02/07/2022


The Palio di Siena will be back this summer, after an unprecedented two-year break due to the pandemic!

On the 2nd of July the first Palio of the year takes place, dedicated to the Madonna of Provenzano.

It’s free to attend the Palio in Piazza del Campo (standing room only), but you must get in line well ahead of time to enter the piazza (remember to take a water bottle!). Seating is also available (on the bleachers, known as palchi), at least in theory: tickets can be impossible to find. Even if you don’t want to go into the piazza to watch the Palio live, we recommend the experience of going to Siena and watching it on TV over a cold drink in a local café, then participating in the celebrations when the race is over. You’ll be amazed to see how the members of the winning contrada parade about town, singing and beating their drums!

At Palio time the whole city is transformed and takes on a surreal atmosphere: the timing of life in the town is determined by the trial runs of the Palio and the celebrations in the various contrade all over the city centre.

Some useful information about how the Palio works:

10 contradas (drawn by lots out of the 17 districts into which the city of Siena is divided) compete in a run a breath-taking horse race to win the longed-for prize, the banner known as the Palio, which the people of Siena have affectionately nicknamed il cencio: the rag!

The race itself, known as the carriera, lasts a minute and a half: that’s how long it takes the horses to run three times around the perimeter of the piazza. The jockeys ride bareback, without a saddle, and frequently fall off as the horse gallops around a sharp corner at full speed. But a horse without a jockey (referred to as scosso) is perfectly eligible to win the race!
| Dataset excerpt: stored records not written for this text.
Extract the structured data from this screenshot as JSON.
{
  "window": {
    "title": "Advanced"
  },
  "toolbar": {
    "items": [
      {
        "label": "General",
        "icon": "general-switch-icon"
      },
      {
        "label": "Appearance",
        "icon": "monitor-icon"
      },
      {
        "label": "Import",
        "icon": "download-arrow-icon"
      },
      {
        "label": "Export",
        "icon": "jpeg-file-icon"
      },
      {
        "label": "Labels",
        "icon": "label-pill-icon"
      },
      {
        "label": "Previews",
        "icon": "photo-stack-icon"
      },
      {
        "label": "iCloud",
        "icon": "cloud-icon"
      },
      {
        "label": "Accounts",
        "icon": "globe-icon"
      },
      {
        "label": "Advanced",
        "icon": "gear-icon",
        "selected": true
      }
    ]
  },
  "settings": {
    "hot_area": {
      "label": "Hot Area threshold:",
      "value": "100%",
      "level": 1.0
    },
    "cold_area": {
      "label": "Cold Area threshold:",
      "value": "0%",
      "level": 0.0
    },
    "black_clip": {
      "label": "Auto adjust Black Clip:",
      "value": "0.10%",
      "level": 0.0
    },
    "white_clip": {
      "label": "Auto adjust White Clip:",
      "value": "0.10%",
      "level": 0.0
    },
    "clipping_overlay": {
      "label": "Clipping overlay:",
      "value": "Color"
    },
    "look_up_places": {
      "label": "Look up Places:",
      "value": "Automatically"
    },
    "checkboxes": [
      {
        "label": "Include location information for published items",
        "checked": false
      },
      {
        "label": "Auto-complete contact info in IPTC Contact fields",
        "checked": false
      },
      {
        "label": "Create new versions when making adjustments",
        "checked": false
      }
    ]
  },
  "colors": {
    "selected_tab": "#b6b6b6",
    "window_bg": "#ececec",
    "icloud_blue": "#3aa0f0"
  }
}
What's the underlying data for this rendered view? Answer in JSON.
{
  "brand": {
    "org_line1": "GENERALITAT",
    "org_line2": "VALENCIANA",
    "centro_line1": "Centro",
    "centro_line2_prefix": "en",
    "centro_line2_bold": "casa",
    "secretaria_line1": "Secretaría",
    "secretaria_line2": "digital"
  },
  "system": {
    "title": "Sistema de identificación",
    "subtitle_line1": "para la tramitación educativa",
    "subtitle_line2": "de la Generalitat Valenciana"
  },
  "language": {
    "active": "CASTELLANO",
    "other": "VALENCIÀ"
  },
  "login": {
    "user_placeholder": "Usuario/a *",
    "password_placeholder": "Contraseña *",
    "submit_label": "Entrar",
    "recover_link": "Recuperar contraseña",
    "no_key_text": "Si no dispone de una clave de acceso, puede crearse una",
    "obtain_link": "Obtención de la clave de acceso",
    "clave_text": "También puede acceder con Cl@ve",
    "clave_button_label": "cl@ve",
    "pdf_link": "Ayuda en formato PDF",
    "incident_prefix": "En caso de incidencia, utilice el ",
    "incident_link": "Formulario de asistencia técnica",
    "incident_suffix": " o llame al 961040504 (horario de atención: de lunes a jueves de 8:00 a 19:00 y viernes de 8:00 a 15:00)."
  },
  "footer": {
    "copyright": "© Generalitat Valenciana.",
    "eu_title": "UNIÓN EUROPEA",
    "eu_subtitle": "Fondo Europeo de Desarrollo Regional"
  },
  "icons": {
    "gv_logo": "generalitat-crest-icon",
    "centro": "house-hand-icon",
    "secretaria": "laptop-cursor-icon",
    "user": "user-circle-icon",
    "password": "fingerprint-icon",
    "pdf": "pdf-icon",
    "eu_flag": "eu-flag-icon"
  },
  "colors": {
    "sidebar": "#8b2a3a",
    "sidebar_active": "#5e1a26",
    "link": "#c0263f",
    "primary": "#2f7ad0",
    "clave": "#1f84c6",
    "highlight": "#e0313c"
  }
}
Perhaps the most exciting moment is when the order of the horses is called out at the starting line, between the ropes called canapi: if horses from rival contrade are side by side, it may take hours before the race actually starts, as the jockeys vie for the most favourable position.
The Palio is about more than just the race, though: in the hours that precede it, the contrade parading about the city in historic costumes will take you back in time.